(TRY IT) Each line of the listing where "highlight" appears should be reported.

(STUDY MATERIAL)
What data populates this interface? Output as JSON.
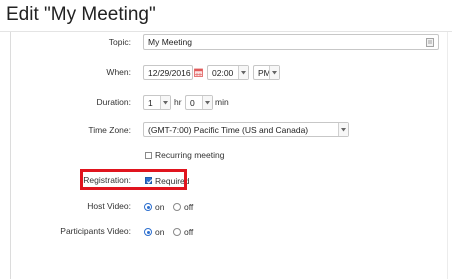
{
  "page": {
    "title": "Edit \"My Meeting\""
  },
  "topic": {
    "label": "Topic:",
    "value": "My Meeting"
  },
  "when": {
    "label": "When:",
    "date": "12/29/2016",
    "time": "02:00",
    "ampm": "PM"
  },
  "duration": {
    "label": "Duration:",
    "hours": "1",
    "hr_label": "hr",
    "minutes": "0",
    "min_label": "min"
  },
  "timezone": {
    "label": "Time Zone:",
    "value": "(GMT-7:00) Pacific Time (US and Canada)"
  },
  "recurring": {
    "label": "Recurring meeting",
    "checked": false
  },
  "registration": {
    "label": "Registration:",
    "option_label": "Required",
    "checked": true
  },
  "host_video": {
    "label": "Host Video:",
    "on_label": "on",
    "off_label": "off",
    "selected": "on"
  },
  "participants_video": {
    "label": "Participants Video:",
    "on_label": "on",
    "off_label": "off",
    "selected": "on"
  },
  "colors": {
    "accent": "#2d6fcf",
    "highlight": "#e0141e",
    "calendar": "#e05a5a"
  },
  "icons": {
    "topic_field": "notepad-icon",
    "date_picker": "calendar-icon",
    "dropdown": "chevron-down-icon",
    "checkbox_mark": "checkmark-icon"
  }
}
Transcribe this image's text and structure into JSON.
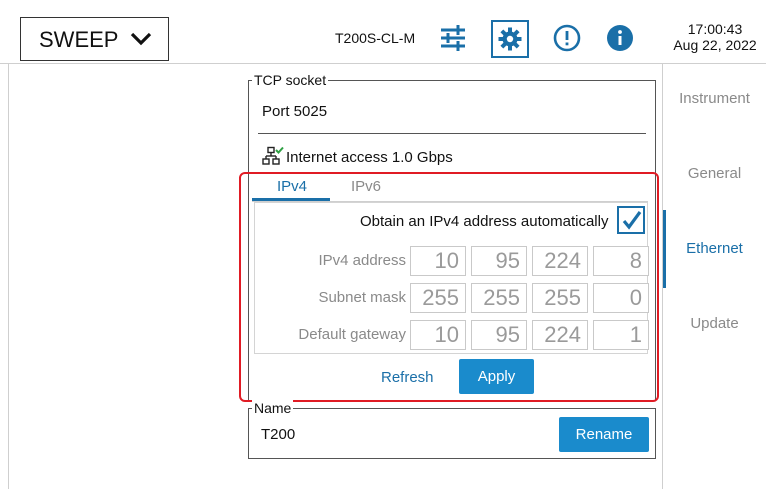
{
  "header": {
    "mode_label": "SWEEP",
    "device_name": "T200S-CL-M",
    "clock_time": "17:00:43",
    "clock_date": "Aug 22, 2022",
    "icons": [
      "chevron-down-icon",
      "sliders-icon",
      "gear-icon",
      "alert-circle-icon",
      "info-icon"
    ]
  },
  "nav": {
    "items": [
      {
        "label": "Instrument",
        "active": false
      },
      {
        "label": "General",
        "active": false
      },
      {
        "label": "Ethernet",
        "active": true
      },
      {
        "label": "Update",
        "active": false
      }
    ]
  },
  "tcp": {
    "legend": "TCP socket",
    "port_text": "Port 5025",
    "internet_text": "Internet access 1.0 Gbps"
  },
  "tabs": [
    {
      "label": "IPv4",
      "active": true
    },
    {
      "label": "IPv6",
      "active": false
    }
  ],
  "ipv4": {
    "auto_label": "Obtain an IPv4 address automatically",
    "auto_checked": true,
    "rows": [
      {
        "label": "IPv4 address",
        "octets": [
          "10",
          "95",
          "224",
          "8"
        ]
      },
      {
        "label": "Subnet mask",
        "octets": [
          "255",
          "255",
          "255",
          "0"
        ]
      },
      {
        "label": "Default gateway",
        "octets": [
          "10",
          "95",
          "224",
          "1"
        ]
      }
    ],
    "refresh_label": "Refresh",
    "apply_label": "Apply"
  },
  "name": {
    "legend": "Name",
    "value": "T200",
    "rename_label": "Rename"
  },
  "colors": {
    "accent": "#1a6fa8",
    "button": "#1a8bcc",
    "highlight": "#e01b24"
  }
}
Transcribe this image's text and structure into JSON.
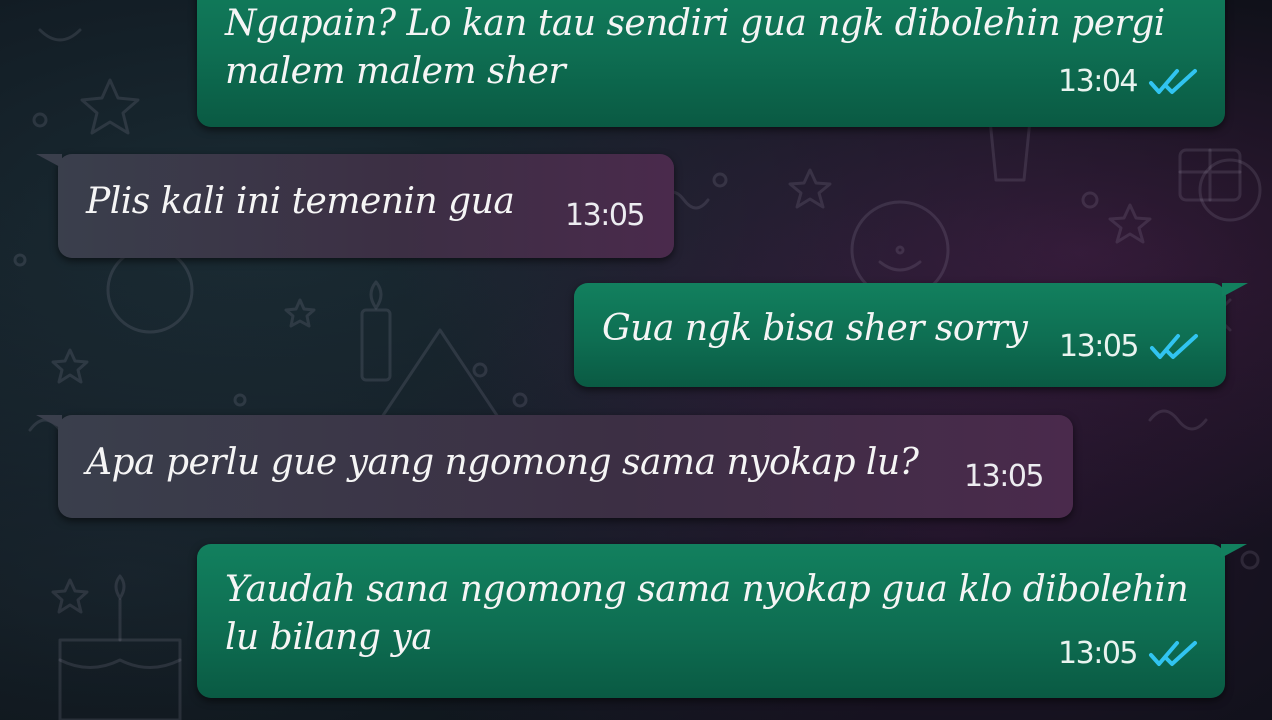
{
  "theme": {
    "outgoing_bubble": "#0e6e52",
    "incoming_bubble": "#3c2f44",
    "read_tick_color": "#31c4f0",
    "text_color": "#f5f5f5"
  },
  "messages": [
    {
      "direction": "outgoing",
      "text": "Ngapain? Lo kan tau sendiri gua ngk dibolehin pergi\nmalem malem sher",
      "time": "13:04",
      "status_icon": "double-check-read-icon"
    },
    {
      "direction": "incoming",
      "text": "Plis kali ini temenin gua",
      "time": "13:05"
    },
    {
      "direction": "outgoing",
      "text": "Gua ngk bisa sher sorry",
      "time": "13:05",
      "status_icon": "double-check-read-icon"
    },
    {
      "direction": "incoming",
      "text": "Apa perlu gue yang ngomong sama nyokap lu?",
      "time": "13:05"
    },
    {
      "direction": "outgoing",
      "text": "Yaudah sana ngomong sama nyokap gua klo dibolehin\nlu bilang ya",
      "time": "13:05",
      "status_icon": "double-check-read-icon"
    }
  ]
}
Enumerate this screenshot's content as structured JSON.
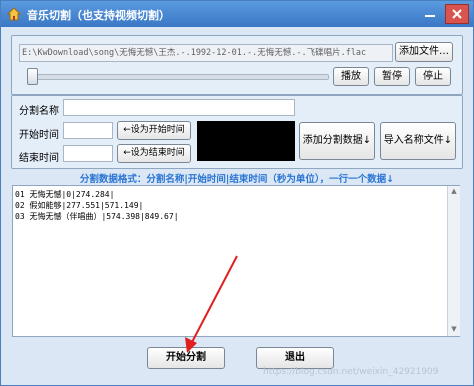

(WRITTEN ANSWER)
    "highlight": "#e0141e",
    "highlight": "#e01b24"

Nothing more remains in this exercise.